So a good friend of mine (my roommate at university) recently posted on Facebook about the supposed economics of Star Trek. The basis of this is notionally that money has been eliminated and sufficient material comfort is available that we no longer have ‘want’. Thus, we end up with endless amounts of sanctimony (on television), while humans look down on people who are less evolved and not as morally superior as we have become. However, at the same time, this was later lampooned (to varying degrees) on Deep Space Nine, as the inherent contradictions were show (‘What does “we work to better ourselves” actually mean?’, ‘It means we don’t need money!,’ ‘Then you obviously don’t need any of mine’). The simple premise, as I’ve just stated, is that with the advent of technology which eliminates certain aspects of material depravity (in terms of there is endless food and basic comforts). As a consequence, man is now free to pursue all his own interests, without the need to worry about the basics of life (and by basics, we are understood to mean a living standard superior to modern Western countries).
Now, setting the stage for such a fantasy world, let us look at some of the simpler problems.
Buildings & Land
Who allocates or decides on the quantity of buildings and land which are to be available to whom, when, and why? If I want a flat in London, a flat in New York, and a farm in New Zealand, who is to decide whether I can or can’t have them? The counterargument that, with space travel, near infinite amounts of space make land become irrelevant are simply foolish: someone will always want a certain piece of land more than another. The fact that land at the outskirts of Auckland is cheap does not mean the price of all land in Auckland is cheap. Providing more land will certainly reduce the total value of land, but the relative value will remain constant (if someone wants a piece of land in the inner city twice as much as on the outskirts, than a price equivalent to 2x is sensible). No mechanism is catered for this is the Star Trek universe.
One of the key features of space transport is that it tends to be bulk / large scale. How often, beyond capitalist species, do we see individuals with their own starships? How do they even procure these in the future? What if I decide I enjoy flying, who decides that I can or cannot do so? What if I want to do long-distance travel? Who determines that’s ‘acceptable’ or not? In our world, I purchase a car, a yacht, or an aeroplane based on my available funds and skills. In this future, we’ve just glossed over that. The military are the only people who seem to have access to reasonably unlimited hardware and even they don’t have anything resembling the degree of transport which we are accustomed to now (everyone doesn’t have their own, personal, shuttle). So how transport actually works is simply ignored in favour of plots in which everyone is, literally, stuck on the same boat.

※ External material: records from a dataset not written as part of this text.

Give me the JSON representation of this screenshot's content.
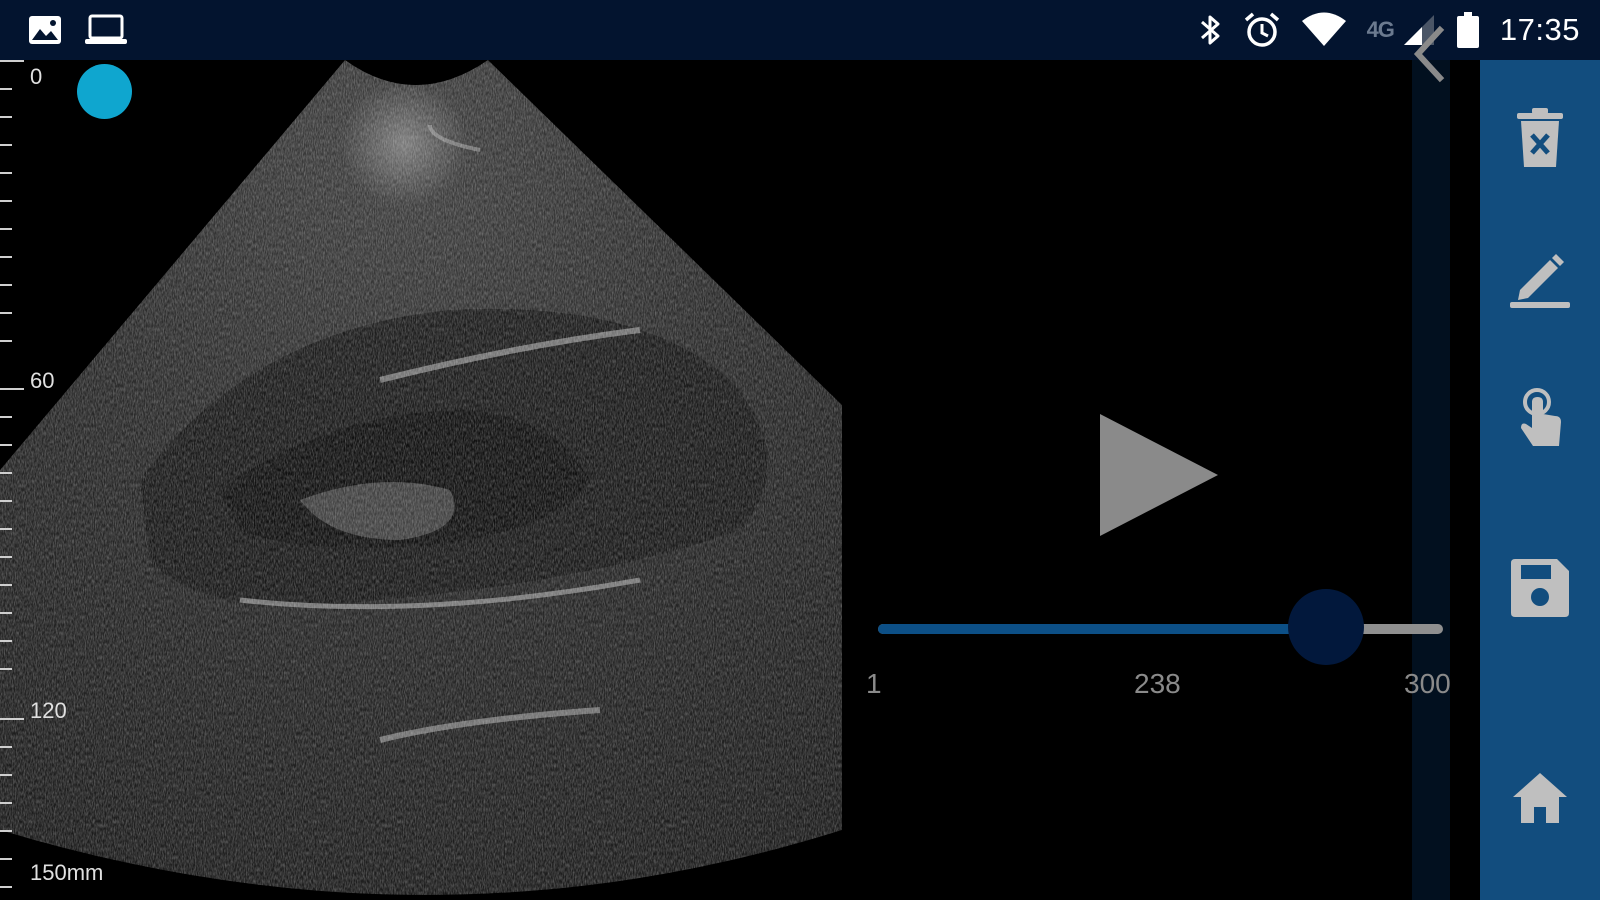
{
  "status_bar": {
    "icons_left": [
      "image-icon",
      "laptop-icon"
    ],
    "icons_right": [
      "bluetooth-icon",
      "alarm-icon",
      "wifi-icon",
      "network-4g-icon",
      "signal-icon",
      "battery-icon"
    ],
    "network_label": "4G",
    "time": "17:35"
  },
  "scan": {
    "depth_labels": {
      "top": "0",
      "mid1": "60",
      "mid2": "120",
      "bottom": "150mm"
    },
    "focus_color": "#0fa6cf"
  },
  "playback": {
    "min_frame": "1",
    "current_frame": "238",
    "max_frame": "300",
    "progress": 0.7926
  },
  "toolbar": {
    "items": [
      "delete-icon",
      "annotate-icon",
      "touch-icon",
      "save-icon",
      "home-icon"
    ],
    "background": "#124d7e"
  },
  "colors": {
    "status_bar": "#03142f",
    "slider_fill": "#0c4f86",
    "slider_thumb": "#02183c",
    "accent": "#0fa6cf"
  }
}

How human initiated services are supposed to be achieved is never specified. Why do doctors do their jobs? Why do they even train to be doctors? Because it merely ‘benefits humanity’? You can imagine such naïve people flying around space buying ever bridge someone has to sell them along the way. But in all serious terms, robotics are advancing sufficiently fast that a lot of services will simply be eliminated, and whatever else isn’t possible will be handled through holographic means (something which Star Trek did cater for). However, whatever remains for people to do, we will no longer have a means to recompense them, and that creates a real problem. Why would anyone work if they were not required to? Why would they do what others even wanted? (For instance, we might still need computer programmers, but why should I do any of the tasks which others want of me? – I can just program along as I see fit).

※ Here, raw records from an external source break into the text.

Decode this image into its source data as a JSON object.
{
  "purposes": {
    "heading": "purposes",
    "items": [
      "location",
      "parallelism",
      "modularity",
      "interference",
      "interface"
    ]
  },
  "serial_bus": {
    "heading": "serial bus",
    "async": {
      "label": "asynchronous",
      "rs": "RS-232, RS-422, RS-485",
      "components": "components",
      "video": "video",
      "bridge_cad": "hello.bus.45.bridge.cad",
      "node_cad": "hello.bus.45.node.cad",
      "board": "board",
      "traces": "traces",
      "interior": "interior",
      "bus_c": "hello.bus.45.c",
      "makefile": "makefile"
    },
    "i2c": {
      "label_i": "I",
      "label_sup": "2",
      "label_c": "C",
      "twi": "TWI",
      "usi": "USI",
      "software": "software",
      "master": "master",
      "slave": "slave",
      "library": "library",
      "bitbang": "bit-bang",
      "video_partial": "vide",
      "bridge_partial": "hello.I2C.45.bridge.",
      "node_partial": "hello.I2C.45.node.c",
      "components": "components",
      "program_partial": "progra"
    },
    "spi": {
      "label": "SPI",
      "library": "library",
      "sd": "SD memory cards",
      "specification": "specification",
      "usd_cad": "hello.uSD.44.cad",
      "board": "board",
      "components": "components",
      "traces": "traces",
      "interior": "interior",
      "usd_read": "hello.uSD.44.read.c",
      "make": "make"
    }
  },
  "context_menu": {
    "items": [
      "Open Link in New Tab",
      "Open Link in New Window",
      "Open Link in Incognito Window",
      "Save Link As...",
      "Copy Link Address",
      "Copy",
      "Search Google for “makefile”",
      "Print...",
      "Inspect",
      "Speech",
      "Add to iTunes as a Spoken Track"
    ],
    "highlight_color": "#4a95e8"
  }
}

So we are left with a set of basic economic problems which cannot, as yet, be overcome. Money exists because, as a means of transaction, is allows us to place values on things that we may want, and while reducing the cost of some things to zero (or near zero) will certainly cause some economic change, it will have no effect on the means of value assignment itself. I have ignored resource extraction here, but it’s another valid area. The simple reality is that Star Trek, for better or worse, is a television show, and was written by nominal ‘Progressives’ (at different points in time, thus different perspectives as to what the future of economics will look like). What’s fascinating is that people spend so much time trying to convince themselves that reasonably straightforward fantasies are, actually, deeper in meaning and explain to us more about the world than we really see (regardless of how silly that really is).